TASK TO CARRY OUT →
Go through the data and retrieve each line that includes the string "Itinéraire".

App and web page records

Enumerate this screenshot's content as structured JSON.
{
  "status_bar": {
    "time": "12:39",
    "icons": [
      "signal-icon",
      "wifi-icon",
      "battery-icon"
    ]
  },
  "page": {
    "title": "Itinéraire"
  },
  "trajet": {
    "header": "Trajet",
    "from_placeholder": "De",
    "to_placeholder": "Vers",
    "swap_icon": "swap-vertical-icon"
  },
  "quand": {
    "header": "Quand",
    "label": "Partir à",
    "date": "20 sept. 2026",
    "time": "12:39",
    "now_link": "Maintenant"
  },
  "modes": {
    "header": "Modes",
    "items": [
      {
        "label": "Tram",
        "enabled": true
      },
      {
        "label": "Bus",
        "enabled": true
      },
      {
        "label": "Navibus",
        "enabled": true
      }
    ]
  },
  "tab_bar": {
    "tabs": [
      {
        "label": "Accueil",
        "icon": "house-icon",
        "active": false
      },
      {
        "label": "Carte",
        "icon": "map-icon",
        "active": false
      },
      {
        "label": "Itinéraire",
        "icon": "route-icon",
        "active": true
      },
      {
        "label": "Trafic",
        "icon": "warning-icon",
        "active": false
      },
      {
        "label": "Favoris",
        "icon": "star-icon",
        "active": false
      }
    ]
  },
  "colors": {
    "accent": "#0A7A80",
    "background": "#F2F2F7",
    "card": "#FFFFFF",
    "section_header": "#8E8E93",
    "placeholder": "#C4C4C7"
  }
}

TASK RESULT →
    "title": "Itinéraire"
        "label": "Itinéraire",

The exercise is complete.